== DATASET CONTENT ==

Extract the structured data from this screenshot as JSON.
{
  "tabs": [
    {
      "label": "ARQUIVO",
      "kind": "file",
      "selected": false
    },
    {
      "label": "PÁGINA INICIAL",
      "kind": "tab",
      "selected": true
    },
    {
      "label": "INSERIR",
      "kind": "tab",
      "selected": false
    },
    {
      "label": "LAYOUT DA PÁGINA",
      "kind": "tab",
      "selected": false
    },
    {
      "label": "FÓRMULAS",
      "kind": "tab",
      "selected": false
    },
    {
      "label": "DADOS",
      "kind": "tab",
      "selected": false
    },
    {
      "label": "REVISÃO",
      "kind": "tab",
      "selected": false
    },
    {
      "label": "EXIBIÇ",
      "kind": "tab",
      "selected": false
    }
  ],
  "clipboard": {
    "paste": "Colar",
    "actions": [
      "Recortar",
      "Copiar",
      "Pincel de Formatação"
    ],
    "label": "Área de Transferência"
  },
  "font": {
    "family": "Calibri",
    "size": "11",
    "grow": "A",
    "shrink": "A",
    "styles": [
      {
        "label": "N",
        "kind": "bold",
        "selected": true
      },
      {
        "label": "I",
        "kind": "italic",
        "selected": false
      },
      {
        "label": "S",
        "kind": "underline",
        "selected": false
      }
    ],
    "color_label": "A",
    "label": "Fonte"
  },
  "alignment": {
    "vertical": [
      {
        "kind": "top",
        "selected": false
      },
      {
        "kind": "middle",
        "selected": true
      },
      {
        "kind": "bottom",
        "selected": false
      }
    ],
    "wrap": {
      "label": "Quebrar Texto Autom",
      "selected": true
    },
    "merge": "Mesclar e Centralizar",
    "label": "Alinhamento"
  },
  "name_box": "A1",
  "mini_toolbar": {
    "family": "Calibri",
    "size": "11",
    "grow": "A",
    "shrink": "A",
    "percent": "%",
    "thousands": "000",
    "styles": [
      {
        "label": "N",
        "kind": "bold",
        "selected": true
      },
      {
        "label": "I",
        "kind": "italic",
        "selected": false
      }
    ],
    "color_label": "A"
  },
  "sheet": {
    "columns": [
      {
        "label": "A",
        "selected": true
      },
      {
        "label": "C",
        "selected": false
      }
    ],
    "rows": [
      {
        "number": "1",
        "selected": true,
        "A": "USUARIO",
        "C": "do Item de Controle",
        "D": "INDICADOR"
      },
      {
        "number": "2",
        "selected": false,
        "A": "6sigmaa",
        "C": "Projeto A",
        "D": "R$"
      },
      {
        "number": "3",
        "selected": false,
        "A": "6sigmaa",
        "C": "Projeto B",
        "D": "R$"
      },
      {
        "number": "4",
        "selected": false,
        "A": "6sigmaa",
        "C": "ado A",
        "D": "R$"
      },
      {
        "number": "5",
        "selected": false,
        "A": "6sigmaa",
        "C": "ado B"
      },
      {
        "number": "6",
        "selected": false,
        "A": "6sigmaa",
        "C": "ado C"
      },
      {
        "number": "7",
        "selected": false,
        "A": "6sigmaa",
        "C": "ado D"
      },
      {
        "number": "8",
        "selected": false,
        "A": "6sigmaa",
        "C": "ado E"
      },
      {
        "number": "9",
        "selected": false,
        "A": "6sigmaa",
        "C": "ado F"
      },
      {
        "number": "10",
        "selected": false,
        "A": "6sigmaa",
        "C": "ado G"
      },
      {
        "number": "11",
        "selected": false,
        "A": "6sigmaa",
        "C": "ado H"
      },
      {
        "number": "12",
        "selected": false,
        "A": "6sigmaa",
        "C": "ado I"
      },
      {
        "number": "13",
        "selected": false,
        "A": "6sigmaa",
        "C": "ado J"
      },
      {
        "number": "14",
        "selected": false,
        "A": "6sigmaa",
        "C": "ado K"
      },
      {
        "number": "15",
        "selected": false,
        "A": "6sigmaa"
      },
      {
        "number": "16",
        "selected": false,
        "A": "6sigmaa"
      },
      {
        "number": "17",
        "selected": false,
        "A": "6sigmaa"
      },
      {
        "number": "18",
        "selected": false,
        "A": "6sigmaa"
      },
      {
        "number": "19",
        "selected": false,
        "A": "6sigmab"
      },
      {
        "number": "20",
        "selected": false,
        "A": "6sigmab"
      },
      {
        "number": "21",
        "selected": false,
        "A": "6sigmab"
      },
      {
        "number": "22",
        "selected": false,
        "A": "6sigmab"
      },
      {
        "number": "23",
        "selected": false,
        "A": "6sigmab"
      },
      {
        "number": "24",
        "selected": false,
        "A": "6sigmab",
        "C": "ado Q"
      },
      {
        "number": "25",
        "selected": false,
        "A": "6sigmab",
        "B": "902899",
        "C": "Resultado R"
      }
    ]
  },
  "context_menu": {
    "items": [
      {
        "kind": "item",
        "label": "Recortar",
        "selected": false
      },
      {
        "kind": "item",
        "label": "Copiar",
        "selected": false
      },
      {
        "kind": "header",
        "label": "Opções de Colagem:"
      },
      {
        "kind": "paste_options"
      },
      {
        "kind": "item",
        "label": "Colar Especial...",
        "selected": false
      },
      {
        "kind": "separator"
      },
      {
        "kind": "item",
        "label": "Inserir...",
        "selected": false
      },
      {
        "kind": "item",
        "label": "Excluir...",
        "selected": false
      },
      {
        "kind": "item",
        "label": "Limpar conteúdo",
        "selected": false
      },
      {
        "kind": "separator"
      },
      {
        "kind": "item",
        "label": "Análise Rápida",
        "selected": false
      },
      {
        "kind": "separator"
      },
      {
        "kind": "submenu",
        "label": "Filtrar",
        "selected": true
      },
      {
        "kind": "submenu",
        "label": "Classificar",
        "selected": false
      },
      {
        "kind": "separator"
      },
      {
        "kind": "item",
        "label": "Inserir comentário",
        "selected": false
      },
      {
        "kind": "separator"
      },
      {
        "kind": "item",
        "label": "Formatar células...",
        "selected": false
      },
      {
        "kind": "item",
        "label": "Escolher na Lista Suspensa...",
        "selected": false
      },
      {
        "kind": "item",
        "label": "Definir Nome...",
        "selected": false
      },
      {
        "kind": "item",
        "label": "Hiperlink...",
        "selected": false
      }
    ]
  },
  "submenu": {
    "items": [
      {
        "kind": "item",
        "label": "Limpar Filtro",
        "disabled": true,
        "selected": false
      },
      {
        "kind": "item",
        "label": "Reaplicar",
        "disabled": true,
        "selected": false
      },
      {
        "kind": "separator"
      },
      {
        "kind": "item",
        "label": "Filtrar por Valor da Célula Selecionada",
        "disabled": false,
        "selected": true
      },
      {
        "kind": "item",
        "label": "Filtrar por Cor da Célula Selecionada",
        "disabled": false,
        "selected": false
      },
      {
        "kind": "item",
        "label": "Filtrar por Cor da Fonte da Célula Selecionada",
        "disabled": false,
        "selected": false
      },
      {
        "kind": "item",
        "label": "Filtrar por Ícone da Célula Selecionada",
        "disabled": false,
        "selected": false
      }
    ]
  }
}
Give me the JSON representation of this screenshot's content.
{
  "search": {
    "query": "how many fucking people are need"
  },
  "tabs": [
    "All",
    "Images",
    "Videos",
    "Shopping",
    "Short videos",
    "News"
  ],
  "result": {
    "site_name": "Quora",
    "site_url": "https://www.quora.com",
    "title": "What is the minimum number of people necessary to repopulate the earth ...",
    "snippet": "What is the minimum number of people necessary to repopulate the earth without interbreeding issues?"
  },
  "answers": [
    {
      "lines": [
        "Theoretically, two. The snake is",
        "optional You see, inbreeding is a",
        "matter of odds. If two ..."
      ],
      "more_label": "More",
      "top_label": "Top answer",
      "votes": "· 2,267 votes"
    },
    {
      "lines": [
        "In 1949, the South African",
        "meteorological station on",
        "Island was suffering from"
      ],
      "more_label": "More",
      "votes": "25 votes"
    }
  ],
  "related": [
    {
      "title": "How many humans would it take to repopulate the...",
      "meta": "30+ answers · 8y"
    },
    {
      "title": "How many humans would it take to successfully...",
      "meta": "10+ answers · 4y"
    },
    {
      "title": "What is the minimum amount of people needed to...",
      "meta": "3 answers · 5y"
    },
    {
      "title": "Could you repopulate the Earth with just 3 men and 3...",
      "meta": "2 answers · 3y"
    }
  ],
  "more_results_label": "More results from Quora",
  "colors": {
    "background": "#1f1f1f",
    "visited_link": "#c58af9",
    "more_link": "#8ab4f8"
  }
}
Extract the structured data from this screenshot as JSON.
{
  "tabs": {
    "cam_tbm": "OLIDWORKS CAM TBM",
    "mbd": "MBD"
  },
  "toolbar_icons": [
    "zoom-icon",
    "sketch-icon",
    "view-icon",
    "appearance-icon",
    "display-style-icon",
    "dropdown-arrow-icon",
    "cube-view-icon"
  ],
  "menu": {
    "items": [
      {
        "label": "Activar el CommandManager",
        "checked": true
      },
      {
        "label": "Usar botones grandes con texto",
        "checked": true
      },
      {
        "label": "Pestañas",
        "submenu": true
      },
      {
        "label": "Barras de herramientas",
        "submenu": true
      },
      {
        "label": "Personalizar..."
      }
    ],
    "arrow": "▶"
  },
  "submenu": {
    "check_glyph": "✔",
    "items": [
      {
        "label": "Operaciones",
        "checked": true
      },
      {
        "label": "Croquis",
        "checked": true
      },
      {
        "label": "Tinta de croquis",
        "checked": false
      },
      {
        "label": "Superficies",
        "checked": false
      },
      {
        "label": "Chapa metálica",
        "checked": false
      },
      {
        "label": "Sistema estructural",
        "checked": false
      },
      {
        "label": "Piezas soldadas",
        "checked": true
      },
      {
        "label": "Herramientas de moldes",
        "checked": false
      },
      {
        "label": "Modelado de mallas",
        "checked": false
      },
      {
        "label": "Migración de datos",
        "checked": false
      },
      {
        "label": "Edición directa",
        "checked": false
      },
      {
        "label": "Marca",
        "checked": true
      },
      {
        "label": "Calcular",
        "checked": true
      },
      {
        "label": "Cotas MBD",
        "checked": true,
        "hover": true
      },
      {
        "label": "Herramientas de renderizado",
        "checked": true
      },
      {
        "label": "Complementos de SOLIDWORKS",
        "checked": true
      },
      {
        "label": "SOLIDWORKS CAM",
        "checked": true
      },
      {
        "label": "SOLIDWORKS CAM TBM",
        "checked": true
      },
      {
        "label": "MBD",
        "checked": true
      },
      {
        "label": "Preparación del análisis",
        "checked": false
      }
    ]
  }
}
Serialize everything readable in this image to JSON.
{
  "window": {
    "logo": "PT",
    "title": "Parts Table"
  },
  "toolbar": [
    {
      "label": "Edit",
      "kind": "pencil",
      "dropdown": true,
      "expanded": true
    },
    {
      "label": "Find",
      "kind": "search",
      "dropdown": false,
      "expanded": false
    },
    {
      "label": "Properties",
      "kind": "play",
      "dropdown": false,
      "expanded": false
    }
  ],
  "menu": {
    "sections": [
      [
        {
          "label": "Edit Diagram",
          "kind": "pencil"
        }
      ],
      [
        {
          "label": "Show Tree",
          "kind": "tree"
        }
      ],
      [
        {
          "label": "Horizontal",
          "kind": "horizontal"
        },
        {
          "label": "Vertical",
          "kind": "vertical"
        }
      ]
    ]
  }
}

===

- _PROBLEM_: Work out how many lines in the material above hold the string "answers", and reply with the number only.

- _WORKED SOLUTION_: 5